Find the empty portion on the left side of the note. Hold the note against light. One should be able to see a portrait of Mahatma Gandhi in this space, along with multi-directional lines and an electrolyte mark showing the denominational numeral (i.e. 100, 500...)

What is micro-lettering

Hold the note at eye level. Look at the gap between the vertical band on the right and the portrait of Mahatma Gandhi. In genuine notes, one should be able to see the word RBI and the denominational numeral in this space. Hold the note horizontally, with the right vertical band facing you. One should be able to see a latent image of the denomination.

Hold the note against light. To the left of the portrait and half down the vertical band on the side, one should see a floral design, which appears hollow on the front side and filled up on the opposite side. The complete denominational numeral can be seen in this floral design, though half of the numeral is printed on one side and the other half on the opposite side.

Other identification marks

Visually disabled people can identify the denomination because of the watermark.

Look below the floral design. One can see a dark patch in intaglio print (raised print). The shape of the intaglio print varies according to the denomination of the note. There are different shapes for different denominations (Rs 20 - vertical rectangle, Rs 50 - square, Rs 100 - triangle, Rs 500 - circle and Rs 1,000 - diamond).

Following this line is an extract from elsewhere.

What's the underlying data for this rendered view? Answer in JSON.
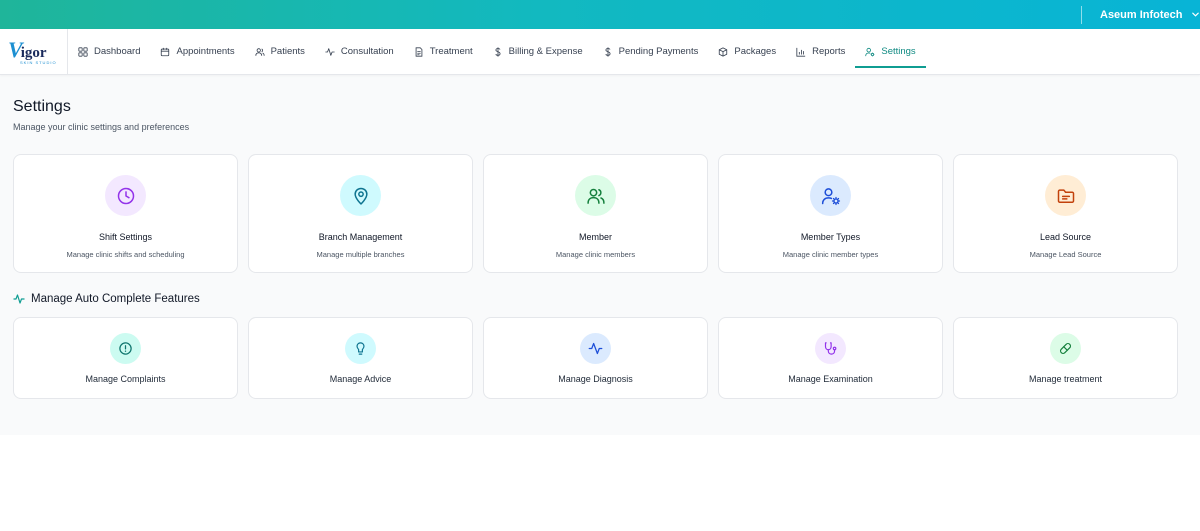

What is security thread

It is 1.4mm wide. It is a broken band on the front of the note. However, from the back, it looks like a complete band. The words RBI and Bharat (in the Devanagari script) are inscribed on it. The security thread appears yellow in ultra-violet (UV) light. This thread will not glow if the note is fake. Security thread might not be continuous if the note is fake.

What does UV light show

Optical fibres on real notes make themselves visible when held under UV light. In case of a fake note, optical fibres are fewer in number. The year of printing of the original note should also be visible in the middle and the reverse side, near the bottom.

A genuine note is made of a fibre, which has a “unique feel” and makes “a crackling sound”. These features are common in notes that were released after 2005.

Other features

Check colour changes. Move a Rs 500 or Rs 1,000 note. The colour of the numeral will change from green (when you hold the note flat) to blue (when it is held at an angle).